However, the change in time period is not entirely problematic. The set itself is magnificent, clearly conveying the context of the new time era. The use of colour, from the red flower in Rosina’s hair to the changing indigo-violet of the backdrop, is absolutely striking. Merely looking at the stage conveys the richness and exuberance of Rossini’s work. Posing a contrast to the aesthetic appeal are drawbacks to the other senses. At times, it seems as though the visual strength of the opera overwhelms the power of its sound. On more than one occasion the music nearly disappears, its volume almost undetectable. The only portion of the performance distinctly accentuated by the music is the very beginning, when the overture is performed powerfully and freely.
Highlighting the music as the driving force of the story would have certainly strengthened the quality of the production. But if there is one saving grace for this neglect, it is the opera’s pervasive use of humour. The star of the show is without a doubt Phillip Addis, whose theatrical expressions, exaggerated movements, and rich baritone brought the character of Figaro to life. In spite of the character’s inflated sense of self, Addis’ Figaro is instantly loveable and a pleasure to watch. The cast altogether is cohesive, enhancing the comical moments of the story.

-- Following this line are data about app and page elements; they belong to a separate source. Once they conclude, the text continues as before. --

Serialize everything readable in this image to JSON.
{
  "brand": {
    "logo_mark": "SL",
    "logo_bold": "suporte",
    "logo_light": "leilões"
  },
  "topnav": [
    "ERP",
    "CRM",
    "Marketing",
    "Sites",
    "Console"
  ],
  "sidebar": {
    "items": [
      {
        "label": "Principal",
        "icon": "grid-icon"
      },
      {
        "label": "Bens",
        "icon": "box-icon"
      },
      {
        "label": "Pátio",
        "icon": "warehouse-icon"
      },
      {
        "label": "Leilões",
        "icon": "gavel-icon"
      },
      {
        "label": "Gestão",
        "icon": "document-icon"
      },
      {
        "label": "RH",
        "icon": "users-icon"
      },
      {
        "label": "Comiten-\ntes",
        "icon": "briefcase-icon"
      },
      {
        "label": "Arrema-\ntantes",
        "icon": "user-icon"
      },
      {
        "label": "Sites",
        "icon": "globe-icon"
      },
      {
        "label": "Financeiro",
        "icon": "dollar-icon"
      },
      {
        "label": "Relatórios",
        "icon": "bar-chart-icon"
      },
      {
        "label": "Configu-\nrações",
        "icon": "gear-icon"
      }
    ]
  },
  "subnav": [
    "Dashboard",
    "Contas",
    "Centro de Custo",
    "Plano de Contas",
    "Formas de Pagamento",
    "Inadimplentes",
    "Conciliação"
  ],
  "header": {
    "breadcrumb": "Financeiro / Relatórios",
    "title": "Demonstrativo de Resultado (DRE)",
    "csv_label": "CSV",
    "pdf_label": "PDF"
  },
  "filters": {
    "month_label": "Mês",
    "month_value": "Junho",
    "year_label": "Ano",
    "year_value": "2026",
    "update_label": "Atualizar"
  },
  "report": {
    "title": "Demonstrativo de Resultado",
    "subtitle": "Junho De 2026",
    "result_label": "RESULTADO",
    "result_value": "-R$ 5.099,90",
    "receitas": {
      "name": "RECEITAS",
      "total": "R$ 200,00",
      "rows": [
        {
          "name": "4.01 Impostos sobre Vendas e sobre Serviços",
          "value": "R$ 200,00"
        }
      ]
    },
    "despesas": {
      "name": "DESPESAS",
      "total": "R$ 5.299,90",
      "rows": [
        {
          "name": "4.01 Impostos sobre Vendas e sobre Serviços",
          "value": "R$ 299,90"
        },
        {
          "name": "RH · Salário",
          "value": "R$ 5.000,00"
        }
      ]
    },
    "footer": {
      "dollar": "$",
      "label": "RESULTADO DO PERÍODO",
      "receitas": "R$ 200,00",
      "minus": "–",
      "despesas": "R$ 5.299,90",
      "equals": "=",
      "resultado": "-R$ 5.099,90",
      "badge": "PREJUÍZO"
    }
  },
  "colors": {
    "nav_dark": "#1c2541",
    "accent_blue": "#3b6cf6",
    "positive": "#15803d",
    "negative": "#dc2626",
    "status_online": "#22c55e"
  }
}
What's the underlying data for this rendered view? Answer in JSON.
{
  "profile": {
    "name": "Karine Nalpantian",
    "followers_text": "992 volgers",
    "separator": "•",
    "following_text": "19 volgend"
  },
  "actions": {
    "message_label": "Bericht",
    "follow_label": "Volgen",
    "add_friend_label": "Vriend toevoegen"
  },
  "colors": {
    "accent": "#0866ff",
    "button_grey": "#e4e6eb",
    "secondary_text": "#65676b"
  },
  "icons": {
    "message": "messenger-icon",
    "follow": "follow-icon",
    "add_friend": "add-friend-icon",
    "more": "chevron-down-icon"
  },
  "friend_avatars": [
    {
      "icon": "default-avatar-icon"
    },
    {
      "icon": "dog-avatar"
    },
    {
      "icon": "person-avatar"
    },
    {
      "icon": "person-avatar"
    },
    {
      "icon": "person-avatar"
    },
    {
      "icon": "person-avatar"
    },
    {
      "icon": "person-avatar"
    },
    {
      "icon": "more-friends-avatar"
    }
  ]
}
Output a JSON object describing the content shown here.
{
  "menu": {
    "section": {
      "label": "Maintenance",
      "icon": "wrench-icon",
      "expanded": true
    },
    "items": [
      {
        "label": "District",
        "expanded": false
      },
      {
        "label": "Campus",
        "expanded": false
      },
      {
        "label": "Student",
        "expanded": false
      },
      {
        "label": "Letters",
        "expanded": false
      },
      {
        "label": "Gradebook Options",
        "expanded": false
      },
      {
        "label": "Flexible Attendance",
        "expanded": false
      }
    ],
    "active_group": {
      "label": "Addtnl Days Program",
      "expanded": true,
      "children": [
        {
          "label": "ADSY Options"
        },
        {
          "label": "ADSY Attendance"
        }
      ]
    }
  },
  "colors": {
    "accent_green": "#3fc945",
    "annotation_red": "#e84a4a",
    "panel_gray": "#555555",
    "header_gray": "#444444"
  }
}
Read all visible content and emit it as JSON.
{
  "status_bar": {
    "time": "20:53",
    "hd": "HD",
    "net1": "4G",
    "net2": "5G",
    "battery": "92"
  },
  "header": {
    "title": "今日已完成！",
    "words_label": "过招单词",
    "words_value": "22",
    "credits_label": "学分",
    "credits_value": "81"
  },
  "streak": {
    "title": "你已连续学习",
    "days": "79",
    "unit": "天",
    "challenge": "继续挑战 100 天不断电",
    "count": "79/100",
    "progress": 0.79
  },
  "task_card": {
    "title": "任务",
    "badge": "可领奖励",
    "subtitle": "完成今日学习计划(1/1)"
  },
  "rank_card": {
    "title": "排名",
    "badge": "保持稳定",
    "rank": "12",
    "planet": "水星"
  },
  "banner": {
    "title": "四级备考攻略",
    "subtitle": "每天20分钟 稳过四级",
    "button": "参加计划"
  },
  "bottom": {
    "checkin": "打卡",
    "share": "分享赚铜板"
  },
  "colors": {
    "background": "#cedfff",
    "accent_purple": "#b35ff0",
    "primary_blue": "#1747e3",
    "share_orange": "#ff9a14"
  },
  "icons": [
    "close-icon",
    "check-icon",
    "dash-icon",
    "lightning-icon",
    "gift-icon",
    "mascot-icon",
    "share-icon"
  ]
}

Overall, even if its creative risks didn’t entirely pay off, The Barber of Seville is delightful and full of laughs. Fans of Rossini’s original opera may find the change in the time period unwelcome, but the performance itself is thoroughly entertaining.
The Barber of Seville will be playing its final show tonight, October 30th, at the Northern Alberta Jubilee Auditorium. For those interested in attending future productions of the Edmonton Opera, Mozart’s The Magic Flute will be opening on January 31st, 2015.
Photography courtesy of Nanc Price and the Edmonton Opera.